▶ _Records provided_
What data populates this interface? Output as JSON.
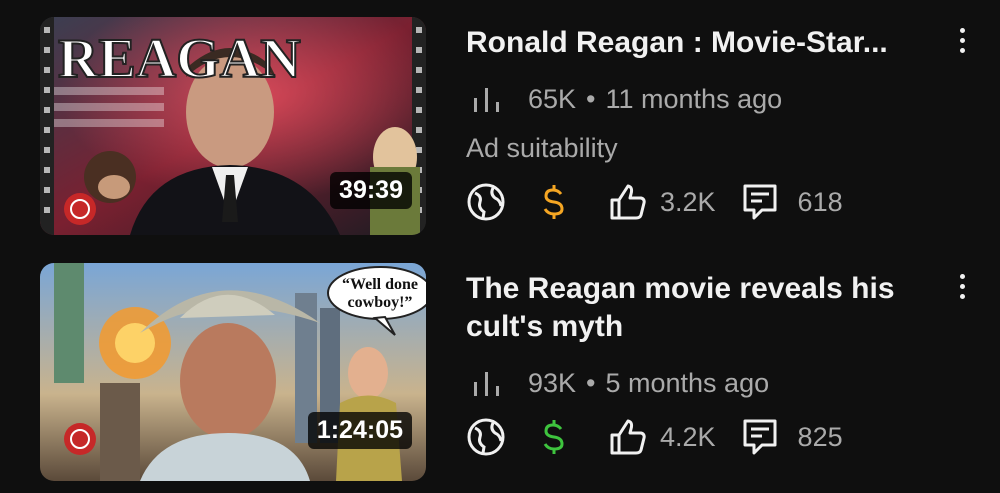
{
  "videos": [
    {
      "thumbnail_text": "REAGAN",
      "duration": "39:39",
      "title": "Ronald Reagan : Movie-Star...",
      "views": "65K",
      "separator": "•",
      "age": "11 months ago",
      "ad_suitability_label": "Ad suitability",
      "monetization_color": "#f5a623",
      "likes": "3.2K",
      "comments": "618"
    },
    {
      "thumbnail_text_line1": "“Well done",
      "thumbnail_text_line2": "cowboy!”",
      "duration": "1:24:05",
      "title": "The Reagan movie reveals his cult's myth",
      "views": "93K",
      "separator": "•",
      "age": "5 months ago",
      "monetization_color": "#3ec43e",
      "likes": "4.2K",
      "comments": "825"
    }
  ],
  "icons": {
    "views": "views-icon",
    "globe": "globe-icon",
    "monetization": "dollar-icon",
    "like": "thumbs-up-icon",
    "comment": "comment-icon",
    "more": "more-vert-icon"
  }
}
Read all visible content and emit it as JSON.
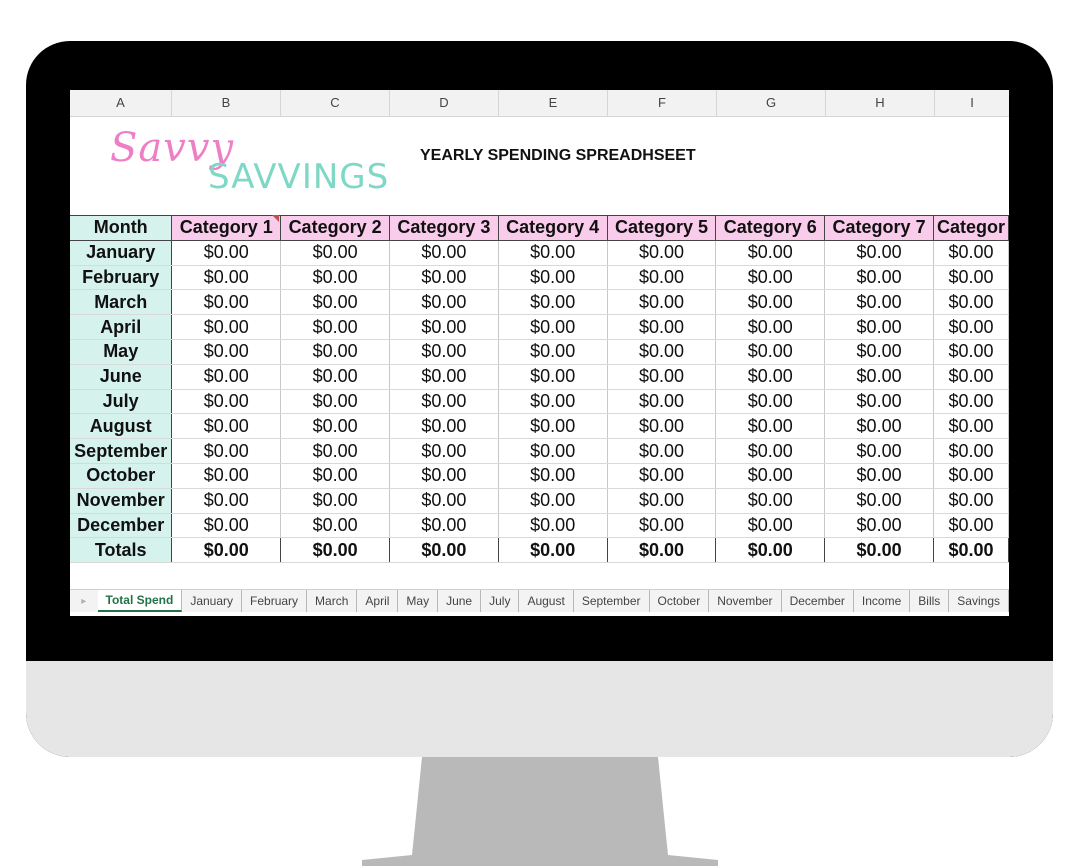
{
  "column_headers": [
    "A",
    "B",
    "C",
    "D",
    "E",
    "F",
    "G",
    "H",
    "I"
  ],
  "logo": {
    "script_text": "Savvy",
    "block_text": "SAVVINGS"
  },
  "sheet_title": "YEARLY SPENDING SPREADHSEET",
  "table": {
    "month_header": "Month",
    "categories": [
      "Category 1",
      "Category 2",
      "Category 3",
      "Category 4",
      "Category 5",
      "Category 6",
      "Category 7",
      "Categor"
    ],
    "rows": [
      {
        "month": "January",
        "values": [
          "$0.00",
          "$0.00",
          "$0.00",
          "$0.00",
          "$0.00",
          "$0.00",
          "$0.00",
          "$0.00"
        ]
      },
      {
        "month": "February",
        "values": [
          "$0.00",
          "$0.00",
          "$0.00",
          "$0.00",
          "$0.00",
          "$0.00",
          "$0.00",
          "$0.00"
        ]
      },
      {
        "month": "March",
        "values": [
          "$0.00",
          "$0.00",
          "$0.00",
          "$0.00",
          "$0.00",
          "$0.00",
          "$0.00",
          "$0.00"
        ]
      },
      {
        "month": "April",
        "values": [
          "$0.00",
          "$0.00",
          "$0.00",
          "$0.00",
          "$0.00",
          "$0.00",
          "$0.00",
          "$0.00"
        ]
      },
      {
        "month": "May",
        "values": [
          "$0.00",
          "$0.00",
          "$0.00",
          "$0.00",
          "$0.00",
          "$0.00",
          "$0.00",
          "$0.00"
        ]
      },
      {
        "month": "June",
        "values": [
          "$0.00",
          "$0.00",
          "$0.00",
          "$0.00",
          "$0.00",
          "$0.00",
          "$0.00",
          "$0.00"
        ]
      },
      {
        "month": "July",
        "values": [
          "$0.00",
          "$0.00",
          "$0.00",
          "$0.00",
          "$0.00",
          "$0.00",
          "$0.00",
          "$0.00"
        ]
      },
      {
        "month": "August",
        "values": [
          "$0.00",
          "$0.00",
          "$0.00",
          "$0.00",
          "$0.00",
          "$0.00",
          "$0.00",
          "$0.00"
        ]
      },
      {
        "month": "September",
        "values": [
          "$0.00",
          "$0.00",
          "$0.00",
          "$0.00",
          "$0.00",
          "$0.00",
          "$0.00",
          "$0.00"
        ]
      },
      {
        "month": "October",
        "values": [
          "$0.00",
          "$0.00",
          "$0.00",
          "$0.00",
          "$0.00",
          "$0.00",
          "$0.00",
          "$0.00"
        ]
      },
      {
        "month": "November",
        "values": [
          "$0.00",
          "$0.00",
          "$0.00",
          "$0.00",
          "$0.00",
          "$0.00",
          "$0.00",
          "$0.00"
        ]
      },
      {
        "month": "December",
        "values": [
          "$0.00",
          "$0.00",
          "$0.00",
          "$0.00",
          "$0.00",
          "$0.00",
          "$0.00",
          "$0.00"
        ]
      }
    ],
    "totals_label": "Totals",
    "totals": [
      "$0.00",
      "$0.00",
      "$0.00",
      "$0.00",
      "$0.00",
      "$0.00",
      "$0.00",
      "$0.00"
    ]
  },
  "sheet_tabs": [
    "Total Spend",
    "January",
    "February",
    "March",
    "April",
    "May",
    "June",
    "July",
    "August",
    "September",
    "October",
    "November",
    "December",
    "Income",
    "Bills",
    "Savings"
  ],
  "active_tab": "Total Spend",
  "colors": {
    "month_fill": "#d5f2ec",
    "category_fill": "#f9ccec",
    "logo_pink": "#ee7ec6",
    "logo_teal": "#7fd8c6",
    "active_tab_green": "#217346",
    "monitor_bezel": "#000000",
    "monitor_chin": "#e6e6e6",
    "stand": "#b9b9b9"
  }
}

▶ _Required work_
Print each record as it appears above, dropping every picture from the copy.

▶ _The completed task_
What data populates this interface? Output as JSON.
{
  "videos": [
    {
      "thumbnail_text": "REAGAN",
      "duration": "39:39",
      "title": "Ronald Reagan : Movie-Star...",
      "views": "65K",
      "separator": "•",
      "age": "11 months ago",
      "ad_suitability_label": "Ad suitability",
      "monetization_color": "#f5a623",
      "likes": "3.2K",
      "comments": "618"
    },
    {
      "thumbnail_text_line1": "“Well done",
      "thumbnail_text_line2": "cowboy!”",
      "duration": "1:24:05",
      "title": "The Reagan movie reveals his cult's myth",
      "views": "93K",
      "separator": "•",
      "age": "5 months ago",
      "monetization_color": "#3ec43e",
      "likes": "4.2K",
      "comments": "825"
    }
  ],
  "icons": {
    "views": "views-icon",
    "globe": "globe-icon",
    "monetization": "dollar-icon",
    "like": "thumbs-up-icon",
    "comment": "comment-icon",
    "more": "more-vert-icon"
  }
}
Read all visible content and emit it as JSON.
{
  "column_headers": [
    "A",
    "B",
    "C",
    "D",
    "E",
    "F",
    "G",
    "H",
    "I"
  ],
  "logo": {
    "script_text": "Savvy",
    "block_text": "SAVVINGS"
  },
  "sheet_title": "YEARLY SPENDING SPREADHSEET",
  "table": {
    "month_header": "Month",
    "categories": [
      "Category 1",
      "Category 2",
      "Category 3",
      "Category 4",
      "Category 5",
      "Category 6",
      "Category 7",
      "Categor"
    ],
    "rows": [
      {
        "month": "January",
        "values": [
          "$0.00",
          "$0.00",
          "$0.00",
          "$0.00",
          "$0.00",
          "$0.00",
          "$0.00",
          "$0.00"
        ]
      },
      {
        "month": "February",
        "values": [
          "$0.00",
          "$0.00",
          "$0.00",
          "$0.00",
          "$0.00",
          "$0.00",
          "$0.00",
          "$0.00"
        ]
      },
      {
        "month": "March",
        "values": [
          "$0.00",
          "$0.00",
          "$0.00",
          "$0.00",
          "$0.00",
          "$0.00",
          "$0.00",
          "$0.00"
        ]
      },
      {
        "month": "April",
        "values": [
          "$0.00",
          "$0.00",
          "$0.00",
          "$0.00",
          "$0.00",
          "$0.00",
          "$0.00",
          "$0.00"
        ]
      },
      {
        "month": "May",
        "values": [
          "$0.00",
          "$0.00",
          "$0.00",
          "$0.00",
          "$0.00",
          "$0.00",
          "$0.00",
          "$0.00"
        ]
      },
      {
        "month": "June",
        "values": [
          "$0.00",
          "$0.00",
          "$0.00",
          "$0.00",
          "$0.00",
          "$0.00",
          "$0.00",
          "$0.00"
        ]
      },
      {
        "month": "July",
        "values": [
          "$0.00",
          "$0.00",
          "$0.00",
          "$0.00",
          "$0.00",
          "$0.00",
          "$0.00",
          "$0.00"
        ]
      },
      {
        "month": "August",
        "values": [
          "$0.00",
          "$0.00",
          "$0.00",
          "$0.00",
          "$0.00",
          "$0.00",
          "$0.00",
          "$0.00"
        ]
      },
      {
        "month": "September",
        "values": [
          "$0.00",
          "$0.00",
          "$0.00",
          "$0.00",
          "$0.00",
          "$0.00",
          "$0.00",
          "$0.00"
        ]
      },
      {
        "month": "October",
        "values": [
          "$0.00",
          "$0.00",
          "$0.00",
          "$0.00",
          "$0.00",
          "$0.00",
          "$0.00",
          "$0.00"
        ]
      },
      {
        "month": "November",
        "values": [
          "$0.00",
          "$0.00",
          "$0.00",
          "$0.00",
          "$0.00",
          "$0.00",
          "$0.00",
          "$0.00"
        ]
      },
      {
        "month": "December",
        "values": [
          "$0.00",
          "$0.00",
          "$0.00",
          "$0.00",
          "$0.00",
          "$0.00",
          "$0.00",
          "$0.00"
        ]
      }
    ],
    "totals_label": "Totals",
    "totals": [
      "$0.00",
      "$0.00",
      "$0.00",
      "$0.00",
      "$0.00",
      "$0.00",
      "$0.00",
      "$0.00"
    ]
  },
  "sheet_tabs": [
    "Total Spend",
    "January",
    "February",
    "March",
    "April",
    "May",
    "June",
    "July",
    "August",
    "September",
    "October",
    "November",
    "December",
    "Income",
    "Bills",
    "Savings"
  ],
  "active_tab": "Total Spend",
  "colors": {
    "month_fill": "#d5f2ec",
    "category_fill": "#f9ccec",
    "logo_pink": "#ee7ec6",
    "logo_teal": "#7fd8c6",
    "active_tab_green": "#217346",
    "monitor_bezel": "#000000",
    "monitor_chin": "#e6e6e6",
    "stand": "#b9b9b9"
  }
}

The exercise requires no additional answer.